Indigenous Protected and Conserved Areas (IPCAs) – also known as Indigenous Protected Areas, Tribal Parks, or Indigenous and Community Conserved Areas – are conservation areas that are declared under an Indigenous nation’s own inherent authority. In BC, several Indigenous nations have declared Tribal Parks in their territories, often to protect special areas from harmful industrial activities.
Indigenous nations may choose to designate parts of their territories as protected areas under their own jurisdiction and using their own laws. They are modern expressions of the inherent authority of Indigenous nations and exist whether or not the Canadian state recognizes them.
For example, the Kitasoo/Xai’xais Nation is establishing an Indigenous Protected Area within Kitasu Lugyeks (Kitasu Bay, on the northern BC coast near Klemtu) that is founded on Kitasoo/Xai’xais laws and western science.
There are many unanswered questions around how IPCAs are recognized under Canadian law. Fortunately, Indigenous-led conservation initiatives have been in the spotlight recently as the federal government increasingly recognizes their potential to safeguard the environment.
West Coast is working to bridge the gaps and ensure greater recognition of marine IPCAs under Canadian law, while also providing legal assistance to Indigenous nations looking to establish their own protected areas.
- Indigenous protected areas gaining momentum – but are they recognized by law?

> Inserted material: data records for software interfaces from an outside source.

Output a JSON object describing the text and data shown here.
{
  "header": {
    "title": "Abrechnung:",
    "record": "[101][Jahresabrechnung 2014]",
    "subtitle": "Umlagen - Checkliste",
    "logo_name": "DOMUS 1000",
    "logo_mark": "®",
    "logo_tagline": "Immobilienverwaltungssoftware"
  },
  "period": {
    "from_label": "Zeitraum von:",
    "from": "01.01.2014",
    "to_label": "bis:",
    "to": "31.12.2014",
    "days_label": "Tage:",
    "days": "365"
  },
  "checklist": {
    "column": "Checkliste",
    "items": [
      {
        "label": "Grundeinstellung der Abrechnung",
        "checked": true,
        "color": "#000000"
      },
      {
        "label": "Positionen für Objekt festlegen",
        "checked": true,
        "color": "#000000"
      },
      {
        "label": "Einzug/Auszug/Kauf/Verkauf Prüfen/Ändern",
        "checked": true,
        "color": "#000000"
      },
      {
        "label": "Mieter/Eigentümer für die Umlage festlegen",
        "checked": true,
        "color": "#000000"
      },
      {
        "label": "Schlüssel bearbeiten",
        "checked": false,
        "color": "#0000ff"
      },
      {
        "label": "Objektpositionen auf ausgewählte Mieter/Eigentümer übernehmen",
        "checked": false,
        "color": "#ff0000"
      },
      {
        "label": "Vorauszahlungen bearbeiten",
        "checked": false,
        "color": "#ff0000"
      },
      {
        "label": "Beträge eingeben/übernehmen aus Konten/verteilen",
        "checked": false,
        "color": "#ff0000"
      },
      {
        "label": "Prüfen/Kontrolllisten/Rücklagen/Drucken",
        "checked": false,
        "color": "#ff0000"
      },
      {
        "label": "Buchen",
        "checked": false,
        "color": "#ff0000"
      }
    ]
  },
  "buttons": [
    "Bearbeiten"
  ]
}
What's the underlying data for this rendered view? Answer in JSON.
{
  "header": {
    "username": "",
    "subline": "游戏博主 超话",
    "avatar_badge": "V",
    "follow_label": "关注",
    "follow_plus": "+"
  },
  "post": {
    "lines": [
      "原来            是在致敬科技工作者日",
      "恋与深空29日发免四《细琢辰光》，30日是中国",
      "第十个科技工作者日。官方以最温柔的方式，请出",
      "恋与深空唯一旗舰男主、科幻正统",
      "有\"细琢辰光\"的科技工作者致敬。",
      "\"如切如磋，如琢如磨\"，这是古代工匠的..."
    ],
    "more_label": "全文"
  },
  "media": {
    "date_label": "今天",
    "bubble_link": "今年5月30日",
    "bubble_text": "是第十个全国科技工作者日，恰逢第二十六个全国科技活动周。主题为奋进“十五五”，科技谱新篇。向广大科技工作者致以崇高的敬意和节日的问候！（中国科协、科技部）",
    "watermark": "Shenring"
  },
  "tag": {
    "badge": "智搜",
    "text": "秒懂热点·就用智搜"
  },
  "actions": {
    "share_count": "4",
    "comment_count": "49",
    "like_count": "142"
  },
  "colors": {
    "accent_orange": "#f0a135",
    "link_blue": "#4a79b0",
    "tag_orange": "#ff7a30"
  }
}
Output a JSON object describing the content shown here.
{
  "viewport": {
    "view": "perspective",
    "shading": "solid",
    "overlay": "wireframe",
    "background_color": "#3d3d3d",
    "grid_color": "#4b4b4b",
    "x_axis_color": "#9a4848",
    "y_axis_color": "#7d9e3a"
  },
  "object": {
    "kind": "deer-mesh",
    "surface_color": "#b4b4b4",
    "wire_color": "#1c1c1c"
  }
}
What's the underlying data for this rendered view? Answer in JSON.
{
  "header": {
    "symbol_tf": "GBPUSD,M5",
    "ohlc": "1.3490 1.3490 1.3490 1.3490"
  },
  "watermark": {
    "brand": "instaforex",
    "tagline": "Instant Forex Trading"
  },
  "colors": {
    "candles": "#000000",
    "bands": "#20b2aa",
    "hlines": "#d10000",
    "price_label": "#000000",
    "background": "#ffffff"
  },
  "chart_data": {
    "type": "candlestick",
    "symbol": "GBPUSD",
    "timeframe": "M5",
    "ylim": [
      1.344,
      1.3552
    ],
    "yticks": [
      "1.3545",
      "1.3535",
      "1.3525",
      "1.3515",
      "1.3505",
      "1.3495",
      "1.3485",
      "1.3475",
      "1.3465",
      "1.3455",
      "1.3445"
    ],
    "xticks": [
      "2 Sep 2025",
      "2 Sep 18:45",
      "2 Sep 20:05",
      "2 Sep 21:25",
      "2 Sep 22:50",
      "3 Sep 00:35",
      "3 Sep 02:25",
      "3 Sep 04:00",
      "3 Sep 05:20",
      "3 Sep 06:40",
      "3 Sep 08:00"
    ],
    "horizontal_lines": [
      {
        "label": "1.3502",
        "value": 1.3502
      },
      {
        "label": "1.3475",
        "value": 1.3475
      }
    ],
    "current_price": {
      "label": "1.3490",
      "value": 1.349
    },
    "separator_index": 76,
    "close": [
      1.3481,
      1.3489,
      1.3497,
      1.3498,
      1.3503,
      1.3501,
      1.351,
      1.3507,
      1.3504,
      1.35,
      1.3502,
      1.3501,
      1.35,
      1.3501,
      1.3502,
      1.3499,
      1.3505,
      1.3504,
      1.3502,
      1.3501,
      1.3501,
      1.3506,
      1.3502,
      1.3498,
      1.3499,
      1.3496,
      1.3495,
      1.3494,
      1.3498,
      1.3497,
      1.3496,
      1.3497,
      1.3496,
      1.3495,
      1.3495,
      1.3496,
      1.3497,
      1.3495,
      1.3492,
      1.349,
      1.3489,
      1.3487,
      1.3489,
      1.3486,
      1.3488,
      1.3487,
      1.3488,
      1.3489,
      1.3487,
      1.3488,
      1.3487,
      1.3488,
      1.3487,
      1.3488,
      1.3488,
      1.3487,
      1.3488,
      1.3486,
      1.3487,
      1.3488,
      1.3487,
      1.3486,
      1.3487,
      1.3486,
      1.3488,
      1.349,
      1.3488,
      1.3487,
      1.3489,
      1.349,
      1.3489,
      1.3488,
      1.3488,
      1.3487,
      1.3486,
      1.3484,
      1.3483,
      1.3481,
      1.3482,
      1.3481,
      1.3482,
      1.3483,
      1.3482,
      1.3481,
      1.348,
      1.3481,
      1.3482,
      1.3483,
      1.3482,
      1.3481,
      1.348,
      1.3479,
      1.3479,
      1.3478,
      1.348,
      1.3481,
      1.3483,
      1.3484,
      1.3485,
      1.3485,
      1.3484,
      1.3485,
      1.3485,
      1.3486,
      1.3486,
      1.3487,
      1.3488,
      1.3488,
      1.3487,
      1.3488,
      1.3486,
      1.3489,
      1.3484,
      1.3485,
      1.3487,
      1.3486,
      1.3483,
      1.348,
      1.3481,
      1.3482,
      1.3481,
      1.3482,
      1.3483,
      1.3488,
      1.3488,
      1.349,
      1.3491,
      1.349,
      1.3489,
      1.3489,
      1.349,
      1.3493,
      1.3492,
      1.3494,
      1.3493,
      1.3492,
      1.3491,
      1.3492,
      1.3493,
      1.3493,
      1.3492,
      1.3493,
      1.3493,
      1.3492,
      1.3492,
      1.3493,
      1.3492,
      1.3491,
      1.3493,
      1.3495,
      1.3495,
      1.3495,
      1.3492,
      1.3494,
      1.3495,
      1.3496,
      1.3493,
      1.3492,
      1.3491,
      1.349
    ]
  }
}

- Tide turning on marine co-governance in Canada
- Pathway to Target 1: A New Approach to Conservation in Canada
Photo credit: Sharon Fisher